:: EXERCISE MATERIAL
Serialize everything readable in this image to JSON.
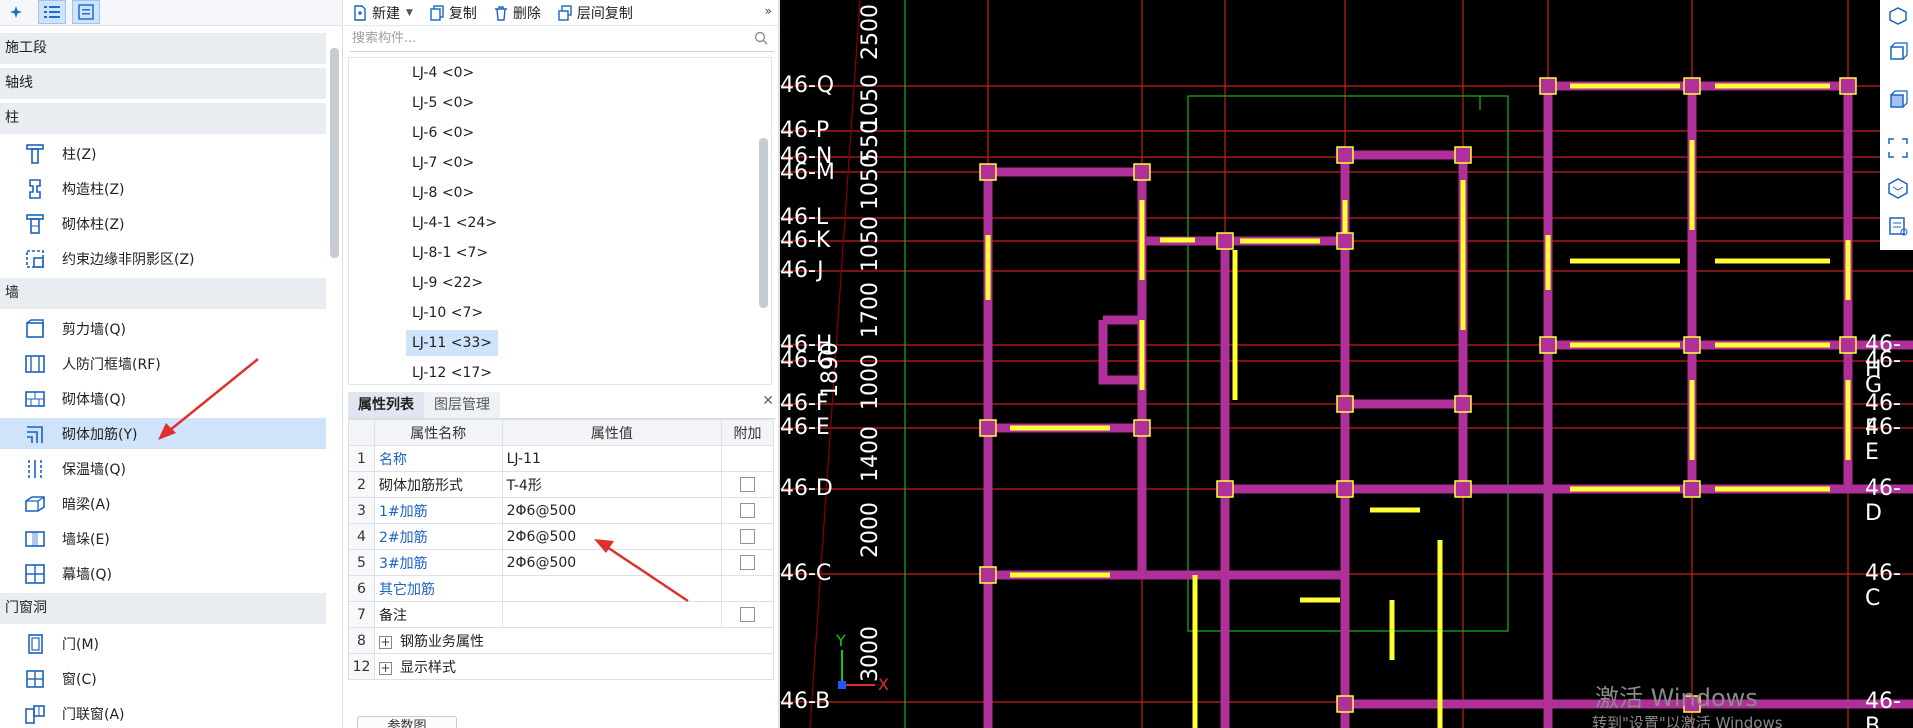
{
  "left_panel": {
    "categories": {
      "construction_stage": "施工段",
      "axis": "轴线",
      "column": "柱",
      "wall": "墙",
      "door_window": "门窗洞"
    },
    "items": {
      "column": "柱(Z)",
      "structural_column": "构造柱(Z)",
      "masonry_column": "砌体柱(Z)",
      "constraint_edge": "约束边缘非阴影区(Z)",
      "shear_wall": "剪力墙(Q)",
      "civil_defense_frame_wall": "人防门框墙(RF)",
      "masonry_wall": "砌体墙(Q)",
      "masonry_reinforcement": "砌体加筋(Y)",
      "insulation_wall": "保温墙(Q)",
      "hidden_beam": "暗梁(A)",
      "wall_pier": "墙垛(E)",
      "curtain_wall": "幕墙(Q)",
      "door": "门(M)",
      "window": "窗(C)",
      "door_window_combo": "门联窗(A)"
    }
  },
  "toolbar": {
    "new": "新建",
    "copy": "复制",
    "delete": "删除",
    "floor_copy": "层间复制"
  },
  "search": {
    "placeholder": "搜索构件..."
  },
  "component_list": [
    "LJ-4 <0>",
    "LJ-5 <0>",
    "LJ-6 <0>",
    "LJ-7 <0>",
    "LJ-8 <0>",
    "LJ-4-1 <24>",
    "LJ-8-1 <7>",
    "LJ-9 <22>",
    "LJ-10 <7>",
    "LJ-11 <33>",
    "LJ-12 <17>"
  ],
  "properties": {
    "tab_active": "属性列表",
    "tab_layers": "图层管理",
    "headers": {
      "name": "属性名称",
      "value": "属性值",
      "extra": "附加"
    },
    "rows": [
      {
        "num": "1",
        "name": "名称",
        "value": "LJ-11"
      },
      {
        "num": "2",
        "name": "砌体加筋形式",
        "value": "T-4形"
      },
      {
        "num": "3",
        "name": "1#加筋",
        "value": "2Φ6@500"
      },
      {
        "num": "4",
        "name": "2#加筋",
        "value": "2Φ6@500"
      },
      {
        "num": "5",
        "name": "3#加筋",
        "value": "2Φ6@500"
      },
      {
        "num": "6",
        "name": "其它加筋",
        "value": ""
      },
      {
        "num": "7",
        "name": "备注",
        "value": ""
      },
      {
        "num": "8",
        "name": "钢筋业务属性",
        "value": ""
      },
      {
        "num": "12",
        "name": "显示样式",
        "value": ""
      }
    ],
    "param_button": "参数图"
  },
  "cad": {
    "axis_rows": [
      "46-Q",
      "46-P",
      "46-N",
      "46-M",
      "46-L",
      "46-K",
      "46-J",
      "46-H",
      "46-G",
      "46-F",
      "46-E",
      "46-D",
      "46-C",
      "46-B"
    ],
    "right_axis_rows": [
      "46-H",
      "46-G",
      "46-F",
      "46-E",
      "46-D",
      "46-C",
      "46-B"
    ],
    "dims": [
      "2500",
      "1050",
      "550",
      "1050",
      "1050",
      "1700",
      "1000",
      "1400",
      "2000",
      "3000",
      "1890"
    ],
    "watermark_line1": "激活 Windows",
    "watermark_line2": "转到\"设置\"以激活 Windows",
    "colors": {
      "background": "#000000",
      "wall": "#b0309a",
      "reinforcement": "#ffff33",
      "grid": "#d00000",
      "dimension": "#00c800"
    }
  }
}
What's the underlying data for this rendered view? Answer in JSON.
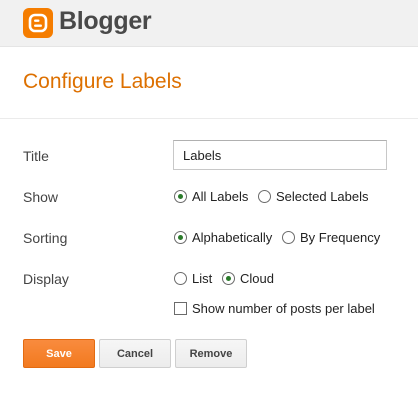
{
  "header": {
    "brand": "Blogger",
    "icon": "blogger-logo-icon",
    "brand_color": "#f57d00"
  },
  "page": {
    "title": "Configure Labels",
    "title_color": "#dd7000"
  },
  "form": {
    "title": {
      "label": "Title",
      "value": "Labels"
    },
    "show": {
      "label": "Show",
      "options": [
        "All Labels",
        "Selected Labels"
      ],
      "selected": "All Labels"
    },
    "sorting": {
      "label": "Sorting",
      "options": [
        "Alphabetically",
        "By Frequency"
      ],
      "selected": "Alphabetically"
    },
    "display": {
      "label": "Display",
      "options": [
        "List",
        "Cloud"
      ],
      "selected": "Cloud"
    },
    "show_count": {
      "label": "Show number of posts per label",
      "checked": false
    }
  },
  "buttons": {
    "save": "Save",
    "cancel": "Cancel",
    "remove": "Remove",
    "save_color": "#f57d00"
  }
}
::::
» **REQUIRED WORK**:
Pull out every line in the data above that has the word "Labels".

» **RESULT FOR THIS TASK**:
    "title": "Configure Labels",
      "value": "Labels"
        "All Labels",
        "Selected Labels"
      "selected": "All Labels"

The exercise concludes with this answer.